Table top is a "patchwork" of small cut-offs from wood boards that I collected over time.
Step 1: Disassembly and Cleaning of Scrap Material
Before shaping the wood, I disassembled all the crates, checked for hidden nails with a metal detector and then sanded off the planks that were in contact with dirt and dust. I came up with a trick to clamp the planks together - this way cleaning them would be much easier and faster.
Step 2: Preparing Table Legs
I laid aside the widest planks for table legs. They still were not wide enough so I glued additional boards on their sides to make them square. Once dried, I used shaper and planer to make them perfectly square legs.
On the last picture you can see I clamped the legs again to be able to cut all of them to the same length on the miter saw.
Step 3: Gluing More Scraps Together
As I mentioned before, I glued some cracked oak boards. I will use these for the table top frame. Table top will last longer when making the frame from the hardwood.
Step 4: Table-top Mockup
To mockup the table top layot - I used masking tape to mark the borders of the future table top and laid the cut-offs to understand how I would glue them.
Step 5: Painting the Scraps
I really enjoyed this project because of being able to recycle so much material. To paint the table top I also used up much of the unwanted acrylic paint of various colors that I had left from various projects. It was a good wallpaint that you always get left with in different sizes after the house renovation.
Step 6: Gluing the Cut-offs to the Plywood Board
The base of the table top was a 16mm birch plywood. I covered all the cut-offs with the glue that resists water after drying and stuck them on the plywood board according to the mockup picture that I took earlier.
Step 7: Oak Frame for the Table Top
Remember the cracked oak that I showed earlier? The frame planks that you see in these pictures were shaped from that board.
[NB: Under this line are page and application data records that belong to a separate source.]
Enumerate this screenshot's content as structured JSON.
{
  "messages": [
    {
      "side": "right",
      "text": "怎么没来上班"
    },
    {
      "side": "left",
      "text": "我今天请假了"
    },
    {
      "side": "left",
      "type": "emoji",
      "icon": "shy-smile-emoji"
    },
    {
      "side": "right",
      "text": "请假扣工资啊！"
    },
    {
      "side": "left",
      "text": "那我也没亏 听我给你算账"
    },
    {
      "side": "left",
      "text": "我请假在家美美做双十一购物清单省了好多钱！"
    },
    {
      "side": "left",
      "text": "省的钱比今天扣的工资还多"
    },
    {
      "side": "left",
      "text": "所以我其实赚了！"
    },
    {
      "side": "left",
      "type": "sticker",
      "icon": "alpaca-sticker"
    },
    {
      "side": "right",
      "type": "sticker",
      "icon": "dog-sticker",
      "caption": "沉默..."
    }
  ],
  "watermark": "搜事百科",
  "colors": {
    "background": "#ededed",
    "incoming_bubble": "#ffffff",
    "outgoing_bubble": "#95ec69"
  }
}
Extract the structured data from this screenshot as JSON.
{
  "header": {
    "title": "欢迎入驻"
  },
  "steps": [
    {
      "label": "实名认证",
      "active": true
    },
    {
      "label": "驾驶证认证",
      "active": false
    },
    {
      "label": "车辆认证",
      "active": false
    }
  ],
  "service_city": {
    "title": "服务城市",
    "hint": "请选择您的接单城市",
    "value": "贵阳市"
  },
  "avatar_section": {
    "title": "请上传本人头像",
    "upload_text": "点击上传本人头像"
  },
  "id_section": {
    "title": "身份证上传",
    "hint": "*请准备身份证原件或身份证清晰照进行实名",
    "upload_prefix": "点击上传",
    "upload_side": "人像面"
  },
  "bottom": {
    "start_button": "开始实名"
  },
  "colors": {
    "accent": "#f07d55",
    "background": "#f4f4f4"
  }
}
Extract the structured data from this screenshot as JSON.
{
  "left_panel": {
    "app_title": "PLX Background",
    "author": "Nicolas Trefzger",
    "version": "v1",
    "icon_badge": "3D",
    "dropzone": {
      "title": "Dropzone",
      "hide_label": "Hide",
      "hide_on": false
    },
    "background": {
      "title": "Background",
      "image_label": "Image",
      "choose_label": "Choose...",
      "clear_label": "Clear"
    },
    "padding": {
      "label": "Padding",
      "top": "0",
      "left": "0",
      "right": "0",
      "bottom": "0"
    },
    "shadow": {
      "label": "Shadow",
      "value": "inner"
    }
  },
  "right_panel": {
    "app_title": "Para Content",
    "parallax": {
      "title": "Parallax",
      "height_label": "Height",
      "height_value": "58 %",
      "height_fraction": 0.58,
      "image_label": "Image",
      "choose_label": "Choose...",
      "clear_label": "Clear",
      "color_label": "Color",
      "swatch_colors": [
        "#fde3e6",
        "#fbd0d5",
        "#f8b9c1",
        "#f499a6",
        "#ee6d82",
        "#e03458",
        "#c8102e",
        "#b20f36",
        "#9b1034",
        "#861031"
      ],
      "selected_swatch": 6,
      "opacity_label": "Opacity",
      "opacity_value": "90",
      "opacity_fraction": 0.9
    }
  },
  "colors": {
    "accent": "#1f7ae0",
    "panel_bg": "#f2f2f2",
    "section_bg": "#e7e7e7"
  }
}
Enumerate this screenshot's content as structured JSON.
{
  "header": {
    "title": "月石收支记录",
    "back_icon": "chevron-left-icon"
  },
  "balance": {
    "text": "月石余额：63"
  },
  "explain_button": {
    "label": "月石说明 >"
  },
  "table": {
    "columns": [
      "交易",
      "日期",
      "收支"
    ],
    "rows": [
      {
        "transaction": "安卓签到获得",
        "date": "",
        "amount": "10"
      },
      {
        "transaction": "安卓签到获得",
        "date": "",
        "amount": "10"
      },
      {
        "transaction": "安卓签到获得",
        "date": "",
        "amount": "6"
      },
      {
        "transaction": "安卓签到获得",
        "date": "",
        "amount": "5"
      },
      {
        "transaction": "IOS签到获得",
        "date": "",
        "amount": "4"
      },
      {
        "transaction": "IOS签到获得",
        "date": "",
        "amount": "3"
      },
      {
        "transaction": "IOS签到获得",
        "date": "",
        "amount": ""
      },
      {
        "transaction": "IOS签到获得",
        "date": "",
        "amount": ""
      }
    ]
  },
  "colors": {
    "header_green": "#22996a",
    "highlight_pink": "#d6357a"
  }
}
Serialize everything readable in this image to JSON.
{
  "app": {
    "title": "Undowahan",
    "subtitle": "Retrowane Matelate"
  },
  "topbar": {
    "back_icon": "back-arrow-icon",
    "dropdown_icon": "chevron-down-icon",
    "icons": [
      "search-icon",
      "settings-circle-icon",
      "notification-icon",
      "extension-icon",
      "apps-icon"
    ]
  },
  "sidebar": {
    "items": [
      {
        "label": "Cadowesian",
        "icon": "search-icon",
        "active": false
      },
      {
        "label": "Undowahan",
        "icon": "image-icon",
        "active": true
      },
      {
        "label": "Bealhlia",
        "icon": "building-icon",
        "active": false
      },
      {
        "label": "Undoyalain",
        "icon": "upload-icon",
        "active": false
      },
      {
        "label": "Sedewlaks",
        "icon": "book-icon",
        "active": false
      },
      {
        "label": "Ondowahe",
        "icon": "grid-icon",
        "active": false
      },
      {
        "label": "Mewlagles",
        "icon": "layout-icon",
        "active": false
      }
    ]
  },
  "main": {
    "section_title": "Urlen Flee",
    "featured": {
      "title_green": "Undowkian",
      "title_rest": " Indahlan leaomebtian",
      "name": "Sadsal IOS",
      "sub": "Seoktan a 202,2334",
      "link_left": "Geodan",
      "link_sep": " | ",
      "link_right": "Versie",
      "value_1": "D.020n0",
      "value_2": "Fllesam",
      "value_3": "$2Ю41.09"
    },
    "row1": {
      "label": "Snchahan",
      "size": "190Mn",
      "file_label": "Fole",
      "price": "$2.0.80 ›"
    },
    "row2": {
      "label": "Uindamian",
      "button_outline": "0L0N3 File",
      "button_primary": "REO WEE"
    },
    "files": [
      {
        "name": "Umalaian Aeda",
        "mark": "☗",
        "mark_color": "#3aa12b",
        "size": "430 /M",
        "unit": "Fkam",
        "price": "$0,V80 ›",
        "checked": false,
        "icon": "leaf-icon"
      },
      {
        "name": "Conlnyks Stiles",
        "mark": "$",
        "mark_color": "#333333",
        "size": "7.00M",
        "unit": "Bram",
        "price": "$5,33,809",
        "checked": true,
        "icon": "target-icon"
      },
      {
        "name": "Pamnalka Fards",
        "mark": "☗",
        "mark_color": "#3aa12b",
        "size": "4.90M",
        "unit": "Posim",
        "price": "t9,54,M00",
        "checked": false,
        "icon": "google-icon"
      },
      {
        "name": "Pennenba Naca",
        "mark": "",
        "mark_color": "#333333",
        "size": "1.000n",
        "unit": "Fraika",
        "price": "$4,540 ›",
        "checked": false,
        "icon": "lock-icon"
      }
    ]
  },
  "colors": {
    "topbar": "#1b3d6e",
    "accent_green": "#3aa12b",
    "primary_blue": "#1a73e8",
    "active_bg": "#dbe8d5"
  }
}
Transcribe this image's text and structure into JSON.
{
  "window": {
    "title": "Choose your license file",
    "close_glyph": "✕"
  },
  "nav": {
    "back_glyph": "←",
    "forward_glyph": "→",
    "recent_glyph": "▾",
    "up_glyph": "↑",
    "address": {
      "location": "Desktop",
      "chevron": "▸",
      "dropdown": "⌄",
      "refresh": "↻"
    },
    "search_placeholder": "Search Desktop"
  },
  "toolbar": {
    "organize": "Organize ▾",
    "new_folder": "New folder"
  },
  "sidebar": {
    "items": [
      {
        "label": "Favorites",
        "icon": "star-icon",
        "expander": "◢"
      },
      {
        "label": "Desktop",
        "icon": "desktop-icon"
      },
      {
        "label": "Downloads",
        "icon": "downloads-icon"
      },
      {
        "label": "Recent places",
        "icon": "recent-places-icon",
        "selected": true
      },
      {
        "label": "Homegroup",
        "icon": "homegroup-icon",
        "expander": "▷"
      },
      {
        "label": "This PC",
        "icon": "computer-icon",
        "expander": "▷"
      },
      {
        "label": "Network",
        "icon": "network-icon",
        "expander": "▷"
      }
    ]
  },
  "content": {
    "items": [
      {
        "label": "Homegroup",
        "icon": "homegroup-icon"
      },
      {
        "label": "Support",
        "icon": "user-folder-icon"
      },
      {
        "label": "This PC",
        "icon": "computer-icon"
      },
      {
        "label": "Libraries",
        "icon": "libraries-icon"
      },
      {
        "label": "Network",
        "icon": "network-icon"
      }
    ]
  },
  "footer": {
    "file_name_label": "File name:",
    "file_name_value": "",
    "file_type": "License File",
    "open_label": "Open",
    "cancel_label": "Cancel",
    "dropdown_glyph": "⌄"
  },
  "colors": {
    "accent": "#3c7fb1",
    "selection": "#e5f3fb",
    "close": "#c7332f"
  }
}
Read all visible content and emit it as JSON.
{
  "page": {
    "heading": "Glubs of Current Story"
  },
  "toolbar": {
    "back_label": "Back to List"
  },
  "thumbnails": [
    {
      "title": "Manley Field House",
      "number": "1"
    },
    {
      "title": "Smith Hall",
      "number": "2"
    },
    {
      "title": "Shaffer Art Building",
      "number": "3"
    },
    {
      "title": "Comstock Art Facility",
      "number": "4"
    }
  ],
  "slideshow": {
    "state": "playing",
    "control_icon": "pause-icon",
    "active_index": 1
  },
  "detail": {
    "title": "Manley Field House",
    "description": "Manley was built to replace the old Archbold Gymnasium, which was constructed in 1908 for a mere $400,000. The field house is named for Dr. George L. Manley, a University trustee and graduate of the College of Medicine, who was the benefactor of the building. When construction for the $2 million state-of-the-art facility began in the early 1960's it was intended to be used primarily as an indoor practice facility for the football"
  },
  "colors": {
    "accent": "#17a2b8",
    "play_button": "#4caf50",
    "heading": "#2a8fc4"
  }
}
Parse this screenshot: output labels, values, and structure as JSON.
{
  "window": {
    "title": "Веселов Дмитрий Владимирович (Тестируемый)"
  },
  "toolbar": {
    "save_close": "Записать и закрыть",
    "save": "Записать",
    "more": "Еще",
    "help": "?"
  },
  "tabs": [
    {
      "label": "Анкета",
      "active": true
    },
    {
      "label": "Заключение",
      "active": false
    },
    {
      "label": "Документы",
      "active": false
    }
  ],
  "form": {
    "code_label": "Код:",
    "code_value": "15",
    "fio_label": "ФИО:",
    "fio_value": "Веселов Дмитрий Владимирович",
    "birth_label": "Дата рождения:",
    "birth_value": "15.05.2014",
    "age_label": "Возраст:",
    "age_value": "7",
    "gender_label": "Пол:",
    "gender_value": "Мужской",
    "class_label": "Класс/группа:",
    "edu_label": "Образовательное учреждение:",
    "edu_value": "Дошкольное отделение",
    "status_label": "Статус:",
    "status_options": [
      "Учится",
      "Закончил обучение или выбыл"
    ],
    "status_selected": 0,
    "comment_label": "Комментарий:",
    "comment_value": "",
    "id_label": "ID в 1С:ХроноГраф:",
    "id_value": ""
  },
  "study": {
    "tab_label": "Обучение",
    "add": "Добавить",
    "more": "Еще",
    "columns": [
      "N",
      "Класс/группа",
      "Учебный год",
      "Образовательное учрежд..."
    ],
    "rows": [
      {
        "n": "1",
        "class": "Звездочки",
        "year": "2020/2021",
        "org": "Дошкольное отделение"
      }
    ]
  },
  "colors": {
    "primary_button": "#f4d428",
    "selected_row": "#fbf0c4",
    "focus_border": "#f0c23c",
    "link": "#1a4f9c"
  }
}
To make the frame solid and stick it securely to the table top - I used the Domino system to add strength with Domino dowels.
Step 8: How to Clamp Long Surfaces With Short Clamps?
This is a question that is often asked by beginner carpenters. On the photo you can see a typical trick how to make your clamps longer. You can use this trick with the F-clamps as well as the pipe-clamps.
Step 9: Building the Table Base
Apron boards were also made from those unwanted elevator wooden carts. Again I used the Domino dowels to join everything. Notice how I used the clamp trick again to put pressure on the longer surfaces.
Step 10: Fixing the Top to the Apron
I fixed the apron to the table top using the Domino dowels. Glue was only applied to dowels, not to the full contact surface area.
Yes, I know, this is not the orthodox way of fixing the table top to its' base - but at least it was a conscious decision. I've had this table for 8 years now and there has not been any problems so far.
Step 11: Final Paint Job
My wife is an artist so I have asked her to paint the table using again the left-out paint from previous renovation projects. The style of the paint job was defined by the overall style of the room that it'd go into :-)